Zach Braff’s new movie “Wish I Was Here“ gives us plenty to talk about here at Kveller–the film covers everything from the (too high) tuition of Jewish day school to dealing with aging parents. But there was one aspect that was impossible to ignore: among its cadre of impressive actors is Josh Gad, perhaps best known for his voiceover work as the snowman Olaf from Frozen. I was lucky enough to sit down with Gad–a Jewish dad himself–and talk about life as a famous snowman.
Are your kids obsessed with Frozen?
My 3-month-old doesn’t know what the word “frozen” is, let alone the movie. But my 3.5-year-old is obsessed, like the rest of the world.
And she knows that you play Olaf?
She knows I’m Olaf. What’s interesting is that I never needed to tell her I was Olaf. I took her to go see “Monster’s University,” the first movie she ever saw, and they played a teaser for “Frozen,” and it featured me as Olaf, laughing. There was no dialogue. She looks up at the screen and she goes, “Daddy?” She was 2.5 at the time, and I literally turned away and was like, “Yeah, it’s me,” as I started crying. I was like, I can’t deal with this. Read the rest of this entry →
Jul 3 2014
Independence Day has come a bit early in our house.
As a mother of just one, all my maternal energy is focused on my single offspring. With no sibling living full-time in our house, Emmet gets all my attention–undivided and unsolicited. I watch every tennis lesson, bring him to every birthday party, and beg him for all the minute details of his day: who he sat with on the bus, what games he played during recess, and exactly what he ate for lunch.
While I am lucky to have three lovely teenage step-kids who dote on Emmet, he is my only biological child. One of the pitfalls of being an only child is having a mom who clutches to moments and milestones, knowing that each one is the first and last time she will be able to experience it. I know, I know: in order to fly, baby birds need to leave their nests, snag some air space, and spread their wings, sometimes with a push from their mamas. But sometimes, their mamas need a push, too.
This became abundantly clear these first days of summer. Read the rest of this entry →
I’m holding my breath for 11 more days.
My 9-year-old, Noah, left yesterday for 12 days of sleepaway camp.

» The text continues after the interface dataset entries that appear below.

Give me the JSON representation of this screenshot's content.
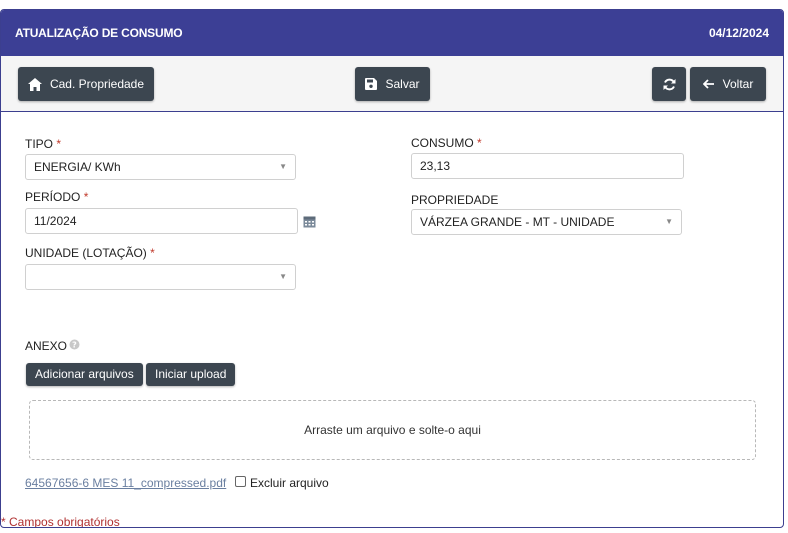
{
  "header": {
    "title": "ATUALIZAÇÃO DE CONSUMO",
    "date": "04/12/2024"
  },
  "toolbar": {
    "cad_propriedade_label": "Cad. Propriedade",
    "salvar_label": "Salvar",
    "voltar_label": "Voltar"
  },
  "form": {
    "tipo": {
      "label": "TIPO",
      "required": "*",
      "value": "ENERGIA/ KWh"
    },
    "consumo": {
      "label": "CONSUMO",
      "required": "*",
      "value": "23,13"
    },
    "periodo": {
      "label": "PERÍODO",
      "required": "*",
      "value": "11/2024"
    },
    "propriedade": {
      "label": "PROPRIEDADE",
      "value": "VÁRZEA GRANDE - MT - UNIDADE"
    },
    "unidade": {
      "label": "UNIDADE (LOTAÇÃO)",
      "required": "*",
      "value": ""
    }
  },
  "anexo": {
    "label": "ANEXO",
    "add_files_label": "Adicionar arquivos",
    "start_upload_label": "Iniciar upload",
    "dropzone_text": "Arraste um arquivo e solte-o aqui",
    "file_name": "64567656-6 MES 11_compressed.pdf",
    "delete_label": "Excluir arquivo"
  },
  "footer": {
    "required_note": "* Campos obrigatórios"
  },
  "icons": {
    "home": "home-icon",
    "save": "floppy-icon",
    "refresh": "refresh-icon",
    "back": "arrow-left-icon",
    "calendar": "calendar-icon",
    "help": "question-circle-icon"
  },
  "colors": {
    "header_bg": "#3c3f95",
    "button_bg": "#3c4650",
    "required": "#c0392b"
  }
}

This morning the cat didn’t get fed until 7. Noah’s 6-year-old brother, Sam, was the first one up and put on music to stave off the quiet. I found myself, after the breakfast dishes were done, listening to the washing machine on spin.

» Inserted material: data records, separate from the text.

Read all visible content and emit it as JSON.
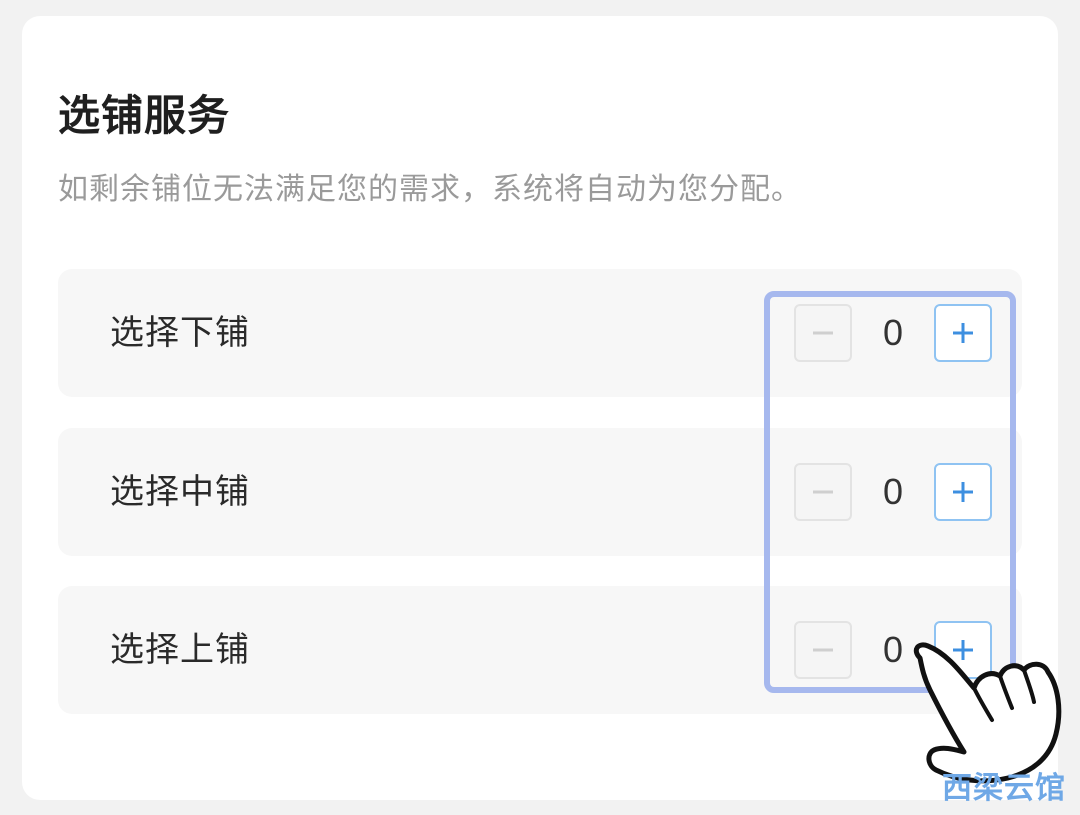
{
  "section": {
    "title": "选铺服务",
    "subtitle": "如剩余铺位无法满足您的需求，系统将自动为您分配。"
  },
  "rows": [
    {
      "label": "选择下铺",
      "quantity": "0"
    },
    {
      "label": "选择中铺",
      "quantity": "0"
    },
    {
      "label": "选择上铺",
      "quantity": "0"
    }
  ],
  "icons": {
    "minus": "minus-icon",
    "plus": "plus-icon",
    "pointer": "hand-pointer-icon"
  },
  "colors": {
    "highlight": "#a6b8ee",
    "plus_border": "#8fc3f2",
    "plus_glyph": "#3d8fe0",
    "minus_glyph": "#cfcfcf",
    "watermark": "#6fa8e6"
  },
  "watermark": "西梁云馆"
}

It’s going to be a long two weeks. Read the rest of this entry →
Jul 2 2014
Our son’s last day of Jewish preschool has come and gone, and there are still times I cry, but not for the reasons you may think.
I wasn’t one of those moms posting on Facebook about my son’s first day at preschool and my overflowing tears and anxieties. We took a picture of him outside with his backpack–which was posted on Facebook–and drove on, knowing he was going to have a great time. This mom wasn’t sad or worried, not one bit.
Deciding to send our son to preschool was fueled by a couple of factors: our son’s need for more activity and my history with Postpartum Depression (PPD). We were expecting our second child in the fall, and a difficult pregnancy kept my son home with little opportunity for active play, which he desperately needed. I also felt it was important to prepare for the possibility I may experience PPD again; being proactive was important to me. Read the rest of this entry →